■ To do ■
Keep only the lines of the data below that contain "stack", and copy them.

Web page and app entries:
┌────────
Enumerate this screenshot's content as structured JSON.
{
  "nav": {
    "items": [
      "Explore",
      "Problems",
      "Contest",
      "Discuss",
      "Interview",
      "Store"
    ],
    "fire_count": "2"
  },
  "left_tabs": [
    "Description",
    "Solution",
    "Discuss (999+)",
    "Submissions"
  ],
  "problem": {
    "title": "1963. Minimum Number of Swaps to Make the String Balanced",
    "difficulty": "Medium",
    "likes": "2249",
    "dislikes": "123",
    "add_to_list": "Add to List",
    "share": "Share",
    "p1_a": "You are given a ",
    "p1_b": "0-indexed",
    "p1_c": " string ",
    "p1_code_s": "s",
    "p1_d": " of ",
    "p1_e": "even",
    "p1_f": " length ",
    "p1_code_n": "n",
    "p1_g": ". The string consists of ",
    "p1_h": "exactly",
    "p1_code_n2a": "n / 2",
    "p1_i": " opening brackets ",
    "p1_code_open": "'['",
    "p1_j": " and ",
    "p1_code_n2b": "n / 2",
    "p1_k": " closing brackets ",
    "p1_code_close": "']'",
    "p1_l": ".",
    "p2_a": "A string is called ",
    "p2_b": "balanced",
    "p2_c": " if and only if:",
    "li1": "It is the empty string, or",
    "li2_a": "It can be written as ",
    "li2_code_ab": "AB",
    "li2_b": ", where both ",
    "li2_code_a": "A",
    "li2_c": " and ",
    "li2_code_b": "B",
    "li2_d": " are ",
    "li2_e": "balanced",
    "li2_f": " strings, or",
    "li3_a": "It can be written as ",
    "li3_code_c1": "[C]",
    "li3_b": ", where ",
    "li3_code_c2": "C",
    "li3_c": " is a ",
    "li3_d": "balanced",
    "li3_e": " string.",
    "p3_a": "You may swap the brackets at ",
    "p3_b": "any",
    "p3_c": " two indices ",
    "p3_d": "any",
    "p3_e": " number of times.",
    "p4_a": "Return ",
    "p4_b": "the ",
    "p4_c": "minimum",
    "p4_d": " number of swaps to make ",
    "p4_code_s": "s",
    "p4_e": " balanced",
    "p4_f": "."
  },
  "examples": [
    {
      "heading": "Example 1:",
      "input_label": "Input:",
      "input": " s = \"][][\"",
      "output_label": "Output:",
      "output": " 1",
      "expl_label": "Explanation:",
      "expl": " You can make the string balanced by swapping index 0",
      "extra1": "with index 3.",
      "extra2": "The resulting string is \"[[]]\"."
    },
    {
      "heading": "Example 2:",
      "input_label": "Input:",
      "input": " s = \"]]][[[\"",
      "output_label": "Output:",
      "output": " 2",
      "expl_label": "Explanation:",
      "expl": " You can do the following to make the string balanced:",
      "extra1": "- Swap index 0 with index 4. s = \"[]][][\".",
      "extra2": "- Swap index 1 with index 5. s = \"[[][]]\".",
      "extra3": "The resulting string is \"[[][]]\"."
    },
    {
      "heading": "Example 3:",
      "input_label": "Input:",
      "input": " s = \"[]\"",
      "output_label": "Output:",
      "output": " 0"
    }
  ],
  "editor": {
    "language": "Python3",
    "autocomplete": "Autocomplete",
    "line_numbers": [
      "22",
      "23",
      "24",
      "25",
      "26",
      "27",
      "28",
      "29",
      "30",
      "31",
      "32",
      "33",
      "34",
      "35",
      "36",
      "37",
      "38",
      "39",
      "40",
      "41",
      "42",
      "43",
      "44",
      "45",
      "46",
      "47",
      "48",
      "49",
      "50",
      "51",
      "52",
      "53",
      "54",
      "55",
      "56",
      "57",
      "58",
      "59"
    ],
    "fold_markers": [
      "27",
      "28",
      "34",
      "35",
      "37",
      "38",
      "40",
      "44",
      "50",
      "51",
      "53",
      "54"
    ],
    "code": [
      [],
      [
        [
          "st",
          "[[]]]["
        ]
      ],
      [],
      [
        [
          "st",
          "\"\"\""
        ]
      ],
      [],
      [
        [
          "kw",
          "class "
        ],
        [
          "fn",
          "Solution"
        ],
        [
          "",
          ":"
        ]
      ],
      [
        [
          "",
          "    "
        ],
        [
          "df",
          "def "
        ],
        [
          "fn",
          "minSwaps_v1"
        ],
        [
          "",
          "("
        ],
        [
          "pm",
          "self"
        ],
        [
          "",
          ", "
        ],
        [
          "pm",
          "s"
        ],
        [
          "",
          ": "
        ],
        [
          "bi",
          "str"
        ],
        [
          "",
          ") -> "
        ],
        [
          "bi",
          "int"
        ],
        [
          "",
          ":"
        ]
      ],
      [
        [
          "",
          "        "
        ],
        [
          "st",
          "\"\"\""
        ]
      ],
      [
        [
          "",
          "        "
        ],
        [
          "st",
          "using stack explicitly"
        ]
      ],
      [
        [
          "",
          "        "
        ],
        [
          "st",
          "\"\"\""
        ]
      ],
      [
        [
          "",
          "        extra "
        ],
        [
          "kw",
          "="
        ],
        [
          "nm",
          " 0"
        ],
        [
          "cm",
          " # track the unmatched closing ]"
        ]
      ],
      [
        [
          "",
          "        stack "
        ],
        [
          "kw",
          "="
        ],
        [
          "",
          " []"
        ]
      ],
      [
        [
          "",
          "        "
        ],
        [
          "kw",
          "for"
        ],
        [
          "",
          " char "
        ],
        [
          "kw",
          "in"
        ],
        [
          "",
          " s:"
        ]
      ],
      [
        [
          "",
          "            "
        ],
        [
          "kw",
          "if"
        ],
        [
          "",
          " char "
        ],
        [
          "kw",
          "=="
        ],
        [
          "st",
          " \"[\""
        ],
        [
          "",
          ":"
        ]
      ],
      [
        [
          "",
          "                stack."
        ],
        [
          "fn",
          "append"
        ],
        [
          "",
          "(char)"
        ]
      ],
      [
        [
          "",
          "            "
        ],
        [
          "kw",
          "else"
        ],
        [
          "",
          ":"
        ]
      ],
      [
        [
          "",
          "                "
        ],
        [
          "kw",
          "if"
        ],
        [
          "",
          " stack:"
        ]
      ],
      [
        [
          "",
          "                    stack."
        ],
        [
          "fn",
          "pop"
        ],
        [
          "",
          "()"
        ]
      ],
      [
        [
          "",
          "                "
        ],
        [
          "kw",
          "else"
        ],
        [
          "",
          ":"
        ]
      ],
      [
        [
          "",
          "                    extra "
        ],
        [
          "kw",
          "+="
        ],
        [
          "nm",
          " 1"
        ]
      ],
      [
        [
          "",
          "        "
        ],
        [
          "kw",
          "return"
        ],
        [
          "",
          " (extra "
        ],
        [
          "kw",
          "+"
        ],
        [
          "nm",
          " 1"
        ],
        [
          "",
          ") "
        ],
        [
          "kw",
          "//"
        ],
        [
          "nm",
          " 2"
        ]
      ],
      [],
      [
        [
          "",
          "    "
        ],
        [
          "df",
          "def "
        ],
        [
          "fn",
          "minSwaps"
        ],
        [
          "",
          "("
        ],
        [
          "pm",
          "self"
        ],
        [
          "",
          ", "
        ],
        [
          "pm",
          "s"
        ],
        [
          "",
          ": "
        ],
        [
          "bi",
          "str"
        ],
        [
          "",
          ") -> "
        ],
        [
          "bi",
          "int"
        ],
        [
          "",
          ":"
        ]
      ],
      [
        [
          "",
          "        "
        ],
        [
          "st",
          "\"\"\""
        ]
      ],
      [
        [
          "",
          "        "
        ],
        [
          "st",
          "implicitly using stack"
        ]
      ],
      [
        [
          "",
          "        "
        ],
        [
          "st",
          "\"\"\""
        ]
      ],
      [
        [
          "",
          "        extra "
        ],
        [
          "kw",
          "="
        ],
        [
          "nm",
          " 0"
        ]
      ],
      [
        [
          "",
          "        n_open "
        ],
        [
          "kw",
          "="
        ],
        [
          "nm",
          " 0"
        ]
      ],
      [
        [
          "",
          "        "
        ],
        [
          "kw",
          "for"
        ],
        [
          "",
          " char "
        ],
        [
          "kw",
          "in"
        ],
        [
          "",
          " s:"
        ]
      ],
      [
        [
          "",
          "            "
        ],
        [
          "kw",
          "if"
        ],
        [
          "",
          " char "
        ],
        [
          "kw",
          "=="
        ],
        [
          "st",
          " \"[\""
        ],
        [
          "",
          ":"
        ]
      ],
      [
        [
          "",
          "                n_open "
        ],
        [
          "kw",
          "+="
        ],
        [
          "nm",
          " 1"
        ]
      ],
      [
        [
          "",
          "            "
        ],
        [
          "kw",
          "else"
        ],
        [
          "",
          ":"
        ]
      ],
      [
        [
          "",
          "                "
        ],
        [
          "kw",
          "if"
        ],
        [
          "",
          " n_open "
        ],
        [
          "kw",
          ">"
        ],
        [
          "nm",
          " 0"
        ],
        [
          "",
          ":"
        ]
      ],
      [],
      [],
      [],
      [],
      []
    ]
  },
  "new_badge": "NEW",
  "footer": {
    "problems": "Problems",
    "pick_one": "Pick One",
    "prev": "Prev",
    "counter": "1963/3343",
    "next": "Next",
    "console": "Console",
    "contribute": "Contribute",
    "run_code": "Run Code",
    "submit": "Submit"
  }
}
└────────
■ Answer section ■
          "using stack explicitly"
          "        stack "
          "                stack."
          " stack:"
          "                    stack."
          "implicitly using stack"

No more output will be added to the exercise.